[Exercise objective] Check each line of the data below for the word "JSON", then extract the ones that have it.

___ Exercise material

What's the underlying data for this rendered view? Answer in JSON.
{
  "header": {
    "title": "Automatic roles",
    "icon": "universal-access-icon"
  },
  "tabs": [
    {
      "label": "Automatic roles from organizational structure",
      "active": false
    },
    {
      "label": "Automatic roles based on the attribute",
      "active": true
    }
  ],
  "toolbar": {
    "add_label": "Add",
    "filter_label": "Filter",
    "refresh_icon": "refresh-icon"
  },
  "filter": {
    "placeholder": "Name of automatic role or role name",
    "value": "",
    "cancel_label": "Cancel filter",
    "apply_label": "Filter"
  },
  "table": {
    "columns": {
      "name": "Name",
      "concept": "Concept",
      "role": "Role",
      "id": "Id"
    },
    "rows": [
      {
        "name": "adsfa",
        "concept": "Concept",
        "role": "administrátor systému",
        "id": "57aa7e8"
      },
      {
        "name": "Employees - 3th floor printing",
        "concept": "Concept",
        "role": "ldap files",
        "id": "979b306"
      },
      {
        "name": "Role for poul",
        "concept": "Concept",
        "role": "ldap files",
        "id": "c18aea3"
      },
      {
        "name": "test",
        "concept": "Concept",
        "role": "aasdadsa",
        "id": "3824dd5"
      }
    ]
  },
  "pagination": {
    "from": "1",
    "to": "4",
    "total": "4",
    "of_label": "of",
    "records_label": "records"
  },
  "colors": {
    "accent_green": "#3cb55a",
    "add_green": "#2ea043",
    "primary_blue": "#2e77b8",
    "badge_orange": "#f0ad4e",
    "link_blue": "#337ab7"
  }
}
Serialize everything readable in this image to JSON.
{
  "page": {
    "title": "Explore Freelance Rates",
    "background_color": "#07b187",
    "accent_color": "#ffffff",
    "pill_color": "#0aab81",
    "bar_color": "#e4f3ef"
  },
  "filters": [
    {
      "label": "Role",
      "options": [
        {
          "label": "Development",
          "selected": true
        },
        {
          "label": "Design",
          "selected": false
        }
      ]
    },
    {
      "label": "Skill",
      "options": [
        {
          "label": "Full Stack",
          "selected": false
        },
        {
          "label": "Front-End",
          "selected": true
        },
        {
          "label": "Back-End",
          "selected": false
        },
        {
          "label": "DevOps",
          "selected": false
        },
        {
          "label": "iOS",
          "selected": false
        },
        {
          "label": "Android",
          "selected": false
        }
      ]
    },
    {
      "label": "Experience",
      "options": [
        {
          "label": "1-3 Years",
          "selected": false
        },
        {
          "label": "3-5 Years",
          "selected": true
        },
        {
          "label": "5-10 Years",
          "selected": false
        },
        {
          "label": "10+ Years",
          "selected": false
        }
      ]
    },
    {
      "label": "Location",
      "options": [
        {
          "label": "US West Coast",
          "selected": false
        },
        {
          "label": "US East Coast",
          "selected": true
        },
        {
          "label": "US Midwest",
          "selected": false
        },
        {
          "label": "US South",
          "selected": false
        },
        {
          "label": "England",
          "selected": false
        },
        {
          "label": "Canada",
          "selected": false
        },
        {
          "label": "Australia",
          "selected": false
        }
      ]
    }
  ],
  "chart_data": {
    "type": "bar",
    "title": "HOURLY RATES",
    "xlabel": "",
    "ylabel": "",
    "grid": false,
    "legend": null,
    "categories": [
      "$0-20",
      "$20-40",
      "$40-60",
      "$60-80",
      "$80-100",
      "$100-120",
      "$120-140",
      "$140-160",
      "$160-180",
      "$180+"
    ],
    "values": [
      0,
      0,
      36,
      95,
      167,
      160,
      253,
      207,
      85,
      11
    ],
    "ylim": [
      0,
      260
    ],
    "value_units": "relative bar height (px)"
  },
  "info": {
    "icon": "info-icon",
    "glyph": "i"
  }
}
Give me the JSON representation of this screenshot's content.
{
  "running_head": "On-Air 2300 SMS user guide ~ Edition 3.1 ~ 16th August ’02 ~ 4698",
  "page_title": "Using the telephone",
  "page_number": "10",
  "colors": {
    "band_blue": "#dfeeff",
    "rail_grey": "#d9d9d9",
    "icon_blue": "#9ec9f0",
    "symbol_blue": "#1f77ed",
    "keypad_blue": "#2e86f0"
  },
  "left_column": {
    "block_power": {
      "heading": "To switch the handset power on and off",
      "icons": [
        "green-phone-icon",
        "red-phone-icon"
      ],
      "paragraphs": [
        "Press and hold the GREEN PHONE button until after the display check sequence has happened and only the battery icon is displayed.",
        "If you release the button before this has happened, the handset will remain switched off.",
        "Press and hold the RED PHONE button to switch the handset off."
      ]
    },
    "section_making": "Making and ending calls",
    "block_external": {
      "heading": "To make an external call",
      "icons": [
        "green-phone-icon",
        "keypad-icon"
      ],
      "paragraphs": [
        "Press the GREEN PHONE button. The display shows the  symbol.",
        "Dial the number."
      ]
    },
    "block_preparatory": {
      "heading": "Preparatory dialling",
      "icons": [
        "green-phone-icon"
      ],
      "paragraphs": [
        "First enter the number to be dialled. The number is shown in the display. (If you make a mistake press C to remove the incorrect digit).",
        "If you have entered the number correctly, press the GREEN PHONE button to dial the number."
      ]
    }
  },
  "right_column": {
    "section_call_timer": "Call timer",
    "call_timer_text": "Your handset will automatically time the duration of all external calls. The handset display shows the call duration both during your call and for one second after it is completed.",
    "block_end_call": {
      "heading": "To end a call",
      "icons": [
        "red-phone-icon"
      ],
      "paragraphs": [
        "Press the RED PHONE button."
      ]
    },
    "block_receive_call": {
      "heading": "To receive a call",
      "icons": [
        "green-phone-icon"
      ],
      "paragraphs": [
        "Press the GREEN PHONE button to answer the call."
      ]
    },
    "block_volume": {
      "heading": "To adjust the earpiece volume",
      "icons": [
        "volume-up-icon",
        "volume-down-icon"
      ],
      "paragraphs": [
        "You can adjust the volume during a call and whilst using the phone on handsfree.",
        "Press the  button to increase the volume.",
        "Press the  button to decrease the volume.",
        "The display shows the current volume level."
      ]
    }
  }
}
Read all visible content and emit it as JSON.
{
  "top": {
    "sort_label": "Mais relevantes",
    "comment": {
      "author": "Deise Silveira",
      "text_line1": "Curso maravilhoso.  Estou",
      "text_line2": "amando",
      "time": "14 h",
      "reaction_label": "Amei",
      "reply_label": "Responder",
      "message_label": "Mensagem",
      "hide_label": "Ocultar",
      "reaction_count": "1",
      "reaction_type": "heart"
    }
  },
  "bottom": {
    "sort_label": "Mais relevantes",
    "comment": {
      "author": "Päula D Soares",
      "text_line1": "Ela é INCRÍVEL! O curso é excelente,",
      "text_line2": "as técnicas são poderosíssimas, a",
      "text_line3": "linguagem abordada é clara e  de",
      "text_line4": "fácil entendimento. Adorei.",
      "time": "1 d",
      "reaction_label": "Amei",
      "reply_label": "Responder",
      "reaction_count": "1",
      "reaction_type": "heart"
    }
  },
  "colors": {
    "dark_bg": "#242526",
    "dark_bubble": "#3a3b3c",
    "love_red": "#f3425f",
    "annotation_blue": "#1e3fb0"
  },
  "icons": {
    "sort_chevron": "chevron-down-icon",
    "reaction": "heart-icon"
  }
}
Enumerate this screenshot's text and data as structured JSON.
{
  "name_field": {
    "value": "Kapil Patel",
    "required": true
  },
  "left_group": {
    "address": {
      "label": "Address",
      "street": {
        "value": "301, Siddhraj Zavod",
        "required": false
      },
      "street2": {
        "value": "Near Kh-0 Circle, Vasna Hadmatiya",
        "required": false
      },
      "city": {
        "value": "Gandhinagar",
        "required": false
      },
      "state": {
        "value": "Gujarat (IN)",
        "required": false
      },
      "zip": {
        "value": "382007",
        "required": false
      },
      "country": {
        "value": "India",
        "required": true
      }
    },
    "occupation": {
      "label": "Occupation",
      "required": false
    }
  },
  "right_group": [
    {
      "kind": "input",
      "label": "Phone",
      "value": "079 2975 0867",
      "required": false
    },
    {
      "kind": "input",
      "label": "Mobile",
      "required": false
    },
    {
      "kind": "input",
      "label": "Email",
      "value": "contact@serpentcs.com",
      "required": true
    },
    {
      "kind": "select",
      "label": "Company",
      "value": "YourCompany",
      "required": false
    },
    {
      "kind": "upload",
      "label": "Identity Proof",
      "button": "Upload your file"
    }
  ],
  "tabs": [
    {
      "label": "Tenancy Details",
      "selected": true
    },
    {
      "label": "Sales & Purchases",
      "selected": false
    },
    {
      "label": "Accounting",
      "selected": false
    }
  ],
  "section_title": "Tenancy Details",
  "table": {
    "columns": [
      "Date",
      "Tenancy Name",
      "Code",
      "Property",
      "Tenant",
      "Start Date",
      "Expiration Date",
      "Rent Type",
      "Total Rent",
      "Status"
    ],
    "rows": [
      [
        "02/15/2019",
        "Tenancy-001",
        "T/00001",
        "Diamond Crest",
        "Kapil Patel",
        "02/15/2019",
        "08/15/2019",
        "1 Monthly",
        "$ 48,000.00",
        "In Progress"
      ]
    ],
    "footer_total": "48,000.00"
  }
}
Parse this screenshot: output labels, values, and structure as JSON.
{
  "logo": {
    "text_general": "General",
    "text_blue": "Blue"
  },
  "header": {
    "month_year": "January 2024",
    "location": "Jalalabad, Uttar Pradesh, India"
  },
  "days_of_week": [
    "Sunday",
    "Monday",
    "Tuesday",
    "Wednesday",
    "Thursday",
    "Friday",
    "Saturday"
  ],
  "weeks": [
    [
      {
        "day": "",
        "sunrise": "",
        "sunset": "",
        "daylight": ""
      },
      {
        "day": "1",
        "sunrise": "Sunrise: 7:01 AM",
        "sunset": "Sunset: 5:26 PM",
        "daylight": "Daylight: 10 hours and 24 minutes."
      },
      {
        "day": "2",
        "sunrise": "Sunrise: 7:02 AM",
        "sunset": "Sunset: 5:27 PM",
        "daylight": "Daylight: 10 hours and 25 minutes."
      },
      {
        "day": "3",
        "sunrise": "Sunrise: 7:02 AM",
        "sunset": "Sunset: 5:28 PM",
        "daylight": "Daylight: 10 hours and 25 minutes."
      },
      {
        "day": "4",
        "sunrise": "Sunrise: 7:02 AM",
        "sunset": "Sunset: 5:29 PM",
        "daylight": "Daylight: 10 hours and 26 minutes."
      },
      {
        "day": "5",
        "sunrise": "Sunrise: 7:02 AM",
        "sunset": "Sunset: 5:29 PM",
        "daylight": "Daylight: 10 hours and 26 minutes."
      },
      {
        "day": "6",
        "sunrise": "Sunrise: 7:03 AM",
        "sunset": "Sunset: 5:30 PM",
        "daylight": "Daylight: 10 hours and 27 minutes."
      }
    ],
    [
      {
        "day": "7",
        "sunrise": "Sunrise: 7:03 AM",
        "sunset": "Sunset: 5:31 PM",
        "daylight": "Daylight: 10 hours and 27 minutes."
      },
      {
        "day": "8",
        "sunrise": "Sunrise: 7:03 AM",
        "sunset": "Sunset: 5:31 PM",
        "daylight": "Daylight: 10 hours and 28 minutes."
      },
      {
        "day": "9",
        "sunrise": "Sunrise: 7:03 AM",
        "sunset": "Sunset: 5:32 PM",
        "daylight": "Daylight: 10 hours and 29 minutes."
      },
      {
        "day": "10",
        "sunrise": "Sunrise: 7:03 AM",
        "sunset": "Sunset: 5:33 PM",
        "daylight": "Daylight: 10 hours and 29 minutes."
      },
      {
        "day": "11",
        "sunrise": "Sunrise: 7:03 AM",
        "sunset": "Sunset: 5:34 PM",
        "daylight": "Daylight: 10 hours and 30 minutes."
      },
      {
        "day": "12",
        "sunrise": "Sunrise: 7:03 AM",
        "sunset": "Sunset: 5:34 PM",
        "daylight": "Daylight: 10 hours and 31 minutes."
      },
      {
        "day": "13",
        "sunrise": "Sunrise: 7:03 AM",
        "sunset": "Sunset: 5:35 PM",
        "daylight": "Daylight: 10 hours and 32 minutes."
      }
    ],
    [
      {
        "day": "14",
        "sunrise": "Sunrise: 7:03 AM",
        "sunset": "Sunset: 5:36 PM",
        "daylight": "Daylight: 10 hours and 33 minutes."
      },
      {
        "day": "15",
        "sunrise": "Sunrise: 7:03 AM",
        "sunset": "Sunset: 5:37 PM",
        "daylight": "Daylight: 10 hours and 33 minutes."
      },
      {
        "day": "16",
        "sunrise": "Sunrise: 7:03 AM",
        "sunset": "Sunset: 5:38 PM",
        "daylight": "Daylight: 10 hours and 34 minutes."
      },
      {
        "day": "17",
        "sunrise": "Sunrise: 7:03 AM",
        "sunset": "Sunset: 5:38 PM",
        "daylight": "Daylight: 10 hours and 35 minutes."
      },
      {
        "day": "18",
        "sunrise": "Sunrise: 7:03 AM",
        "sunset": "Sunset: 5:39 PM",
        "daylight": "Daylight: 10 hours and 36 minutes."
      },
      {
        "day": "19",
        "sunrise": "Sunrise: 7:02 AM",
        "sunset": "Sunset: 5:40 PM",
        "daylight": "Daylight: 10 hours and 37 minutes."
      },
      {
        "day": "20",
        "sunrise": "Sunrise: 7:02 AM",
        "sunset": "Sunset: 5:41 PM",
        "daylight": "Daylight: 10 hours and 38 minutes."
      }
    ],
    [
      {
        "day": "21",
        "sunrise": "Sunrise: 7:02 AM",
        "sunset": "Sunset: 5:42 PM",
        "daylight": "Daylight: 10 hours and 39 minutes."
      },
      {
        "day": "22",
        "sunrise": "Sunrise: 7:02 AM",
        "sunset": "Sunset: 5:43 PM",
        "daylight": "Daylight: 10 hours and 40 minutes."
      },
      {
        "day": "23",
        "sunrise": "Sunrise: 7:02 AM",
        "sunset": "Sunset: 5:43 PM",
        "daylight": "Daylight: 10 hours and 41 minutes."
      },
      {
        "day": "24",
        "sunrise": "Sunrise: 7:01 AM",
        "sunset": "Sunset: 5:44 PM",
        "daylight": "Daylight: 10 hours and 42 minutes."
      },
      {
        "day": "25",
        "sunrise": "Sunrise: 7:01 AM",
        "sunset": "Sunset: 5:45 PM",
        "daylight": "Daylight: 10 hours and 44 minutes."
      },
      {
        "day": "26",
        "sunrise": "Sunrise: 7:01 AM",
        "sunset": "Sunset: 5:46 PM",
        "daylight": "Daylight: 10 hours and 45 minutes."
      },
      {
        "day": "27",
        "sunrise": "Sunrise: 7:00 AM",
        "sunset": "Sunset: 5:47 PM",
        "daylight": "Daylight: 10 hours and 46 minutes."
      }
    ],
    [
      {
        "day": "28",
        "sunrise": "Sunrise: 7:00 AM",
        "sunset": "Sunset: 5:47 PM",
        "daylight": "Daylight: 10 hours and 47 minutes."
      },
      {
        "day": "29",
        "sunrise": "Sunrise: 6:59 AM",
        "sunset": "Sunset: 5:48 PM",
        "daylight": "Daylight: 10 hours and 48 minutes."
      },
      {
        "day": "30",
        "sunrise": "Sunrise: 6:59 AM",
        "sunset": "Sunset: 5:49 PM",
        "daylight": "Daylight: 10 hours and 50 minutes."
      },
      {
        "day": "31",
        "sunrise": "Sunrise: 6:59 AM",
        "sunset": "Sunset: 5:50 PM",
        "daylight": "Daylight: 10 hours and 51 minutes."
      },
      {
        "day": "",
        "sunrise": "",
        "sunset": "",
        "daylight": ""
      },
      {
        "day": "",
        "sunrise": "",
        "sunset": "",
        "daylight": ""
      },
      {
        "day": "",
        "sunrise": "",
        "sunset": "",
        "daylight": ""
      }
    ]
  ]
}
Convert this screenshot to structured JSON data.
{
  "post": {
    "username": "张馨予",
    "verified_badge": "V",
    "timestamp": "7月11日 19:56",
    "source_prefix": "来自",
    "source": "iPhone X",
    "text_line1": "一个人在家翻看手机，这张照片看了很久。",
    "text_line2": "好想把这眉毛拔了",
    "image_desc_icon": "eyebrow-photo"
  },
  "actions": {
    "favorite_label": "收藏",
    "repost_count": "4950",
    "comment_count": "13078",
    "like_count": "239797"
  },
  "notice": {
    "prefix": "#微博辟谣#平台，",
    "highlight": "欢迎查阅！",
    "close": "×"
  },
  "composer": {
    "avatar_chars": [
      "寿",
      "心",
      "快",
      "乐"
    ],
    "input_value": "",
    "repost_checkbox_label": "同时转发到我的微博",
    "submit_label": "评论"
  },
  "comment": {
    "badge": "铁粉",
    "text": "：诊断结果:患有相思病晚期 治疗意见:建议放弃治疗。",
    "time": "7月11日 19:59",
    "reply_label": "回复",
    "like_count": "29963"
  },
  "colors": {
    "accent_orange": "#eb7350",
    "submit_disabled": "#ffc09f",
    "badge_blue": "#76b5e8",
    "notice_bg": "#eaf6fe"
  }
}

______

[Exercise solution]
What's the underlying data for this rendered view? Answer in JSON.
Serialize everything readable in this image to JSON.
Give me the JSON representation of this screenshot's content.
Read all visible content and emit it as JSON.
Enumerate this screenshot's text and data as structured JSON.
Parse this screenshot: output labels, values, and structure as JSON.
Convert this screenshot to structured JSON data.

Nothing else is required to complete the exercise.